Goal of the exercise: When you have read the listing, copy all of it without any change.

── Dataset extract

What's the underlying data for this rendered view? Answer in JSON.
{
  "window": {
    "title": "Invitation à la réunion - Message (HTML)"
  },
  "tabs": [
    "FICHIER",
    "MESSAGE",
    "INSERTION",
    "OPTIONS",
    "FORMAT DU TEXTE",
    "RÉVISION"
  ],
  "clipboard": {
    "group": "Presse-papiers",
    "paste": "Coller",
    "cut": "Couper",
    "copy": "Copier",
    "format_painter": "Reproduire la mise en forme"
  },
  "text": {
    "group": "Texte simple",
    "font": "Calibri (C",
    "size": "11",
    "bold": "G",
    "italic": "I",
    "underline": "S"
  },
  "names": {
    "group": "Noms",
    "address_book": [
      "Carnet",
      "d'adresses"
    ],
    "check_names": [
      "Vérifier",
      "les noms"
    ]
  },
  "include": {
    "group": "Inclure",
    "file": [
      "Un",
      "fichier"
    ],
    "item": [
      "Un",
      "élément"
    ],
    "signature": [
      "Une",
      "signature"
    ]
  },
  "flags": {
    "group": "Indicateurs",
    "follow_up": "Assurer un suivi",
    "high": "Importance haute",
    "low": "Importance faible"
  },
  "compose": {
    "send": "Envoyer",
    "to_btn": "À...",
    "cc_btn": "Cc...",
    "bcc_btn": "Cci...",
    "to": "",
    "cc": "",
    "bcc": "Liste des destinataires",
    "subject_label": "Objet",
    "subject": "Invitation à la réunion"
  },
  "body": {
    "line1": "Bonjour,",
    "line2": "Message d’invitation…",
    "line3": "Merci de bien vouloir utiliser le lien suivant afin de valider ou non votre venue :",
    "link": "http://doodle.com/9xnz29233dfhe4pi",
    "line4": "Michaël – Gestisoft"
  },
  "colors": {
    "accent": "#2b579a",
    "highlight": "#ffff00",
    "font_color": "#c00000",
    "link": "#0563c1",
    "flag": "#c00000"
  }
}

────

Answer section:
What's the underlying data for this rendered view? Answer in JSON.
{
  "window": {
    "title": "Invitation à la réunion - Message (HTML)"
  },
  "tabs": [
    "FICHIER",
    "MESSAGE",
    "INSERTION",
    "OPTIONS",
    "FORMAT DU TEXTE",
    "RÉVISION"
  ],
  "clipboard": {
    "group": "Presse-papiers",
    "paste": "Coller",
    "cut": "Couper",
    "copy": "Copier",
    "format_painter": "Reproduire la mise en forme"
  },
  "text": {
    "group": "Texte simple",
    "font": "Calibri (C",
    "size": "11",
    "bold": "G",
    "italic": "I",
    "underline": "S"
  },
  "names": {
    "group": "Noms",
    "address_book": [
      "Carnet",
      "d'adresses"
    ],
    "check_names": [
      "Vérifier",
      "les noms"
    ]
  },
  "include": {
    "group": "Inclure",
    "file": [
      "Un",
      "fichier"
    ],
    "item": [
      "Un",
      "élément"
    ],
    "signature": [
      "Une",
      "signature"
    ]
  },
  "flags": {
    "group": "Indicateurs",
    "follow_up": "Assurer un suivi",
    "high": "Importance haute",
    "low": "Importance faible"
  },
  "compose": {
    "send": "Envoyer",
    "to_btn": "À...",
    "cc_btn": "Cc...",
    "bcc_btn": "Cci...",
    "to": "",
    "cc": "",
    "bcc": "Liste des destinataires",
    "subject_label": "Objet",
    "subject": "Invitation à la réunion"
  },
  "body": {
    "line1": "Bonjour,",
    "line2": "Message d’invitation…",
    "line3": "Merci de bien vouloir utiliser le lien suivant afin de valider ou non votre venue :",
    "link": "http://doodle.com/9xnz29233dfhe4pi",
    "line4": "Michaël – Gestisoft"
  },
  "colors": {
    "accent": "#2b579a",
    "highlight": "#ffff00",
    "font_color": "#c00000",
    "link": "#0563c1",
    "flag": "#c00000"
  }
}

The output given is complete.